## [WHAT THE TASK REQUIRES]
Count the lines below that hold the string "label". Give only that number.

## [Items listed in a dataset]
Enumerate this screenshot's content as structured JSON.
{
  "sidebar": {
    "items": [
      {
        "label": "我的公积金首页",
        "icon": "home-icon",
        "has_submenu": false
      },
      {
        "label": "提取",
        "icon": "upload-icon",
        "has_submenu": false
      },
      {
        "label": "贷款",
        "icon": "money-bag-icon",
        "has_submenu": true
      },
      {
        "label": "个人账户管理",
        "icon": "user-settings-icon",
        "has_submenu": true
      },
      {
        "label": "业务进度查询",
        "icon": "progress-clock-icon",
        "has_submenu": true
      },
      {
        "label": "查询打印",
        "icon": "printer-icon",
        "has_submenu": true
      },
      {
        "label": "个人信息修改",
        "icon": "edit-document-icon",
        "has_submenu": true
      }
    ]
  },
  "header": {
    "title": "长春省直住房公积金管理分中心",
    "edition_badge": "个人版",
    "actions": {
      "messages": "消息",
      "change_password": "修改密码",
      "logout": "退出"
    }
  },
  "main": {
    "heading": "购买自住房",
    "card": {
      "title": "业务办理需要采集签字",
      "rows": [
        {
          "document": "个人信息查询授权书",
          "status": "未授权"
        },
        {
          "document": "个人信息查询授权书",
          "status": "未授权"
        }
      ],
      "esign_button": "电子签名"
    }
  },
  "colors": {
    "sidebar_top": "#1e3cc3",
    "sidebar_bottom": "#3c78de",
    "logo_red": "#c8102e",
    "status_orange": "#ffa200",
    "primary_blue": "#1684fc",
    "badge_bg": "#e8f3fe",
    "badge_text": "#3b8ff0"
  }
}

## [RESULT]
7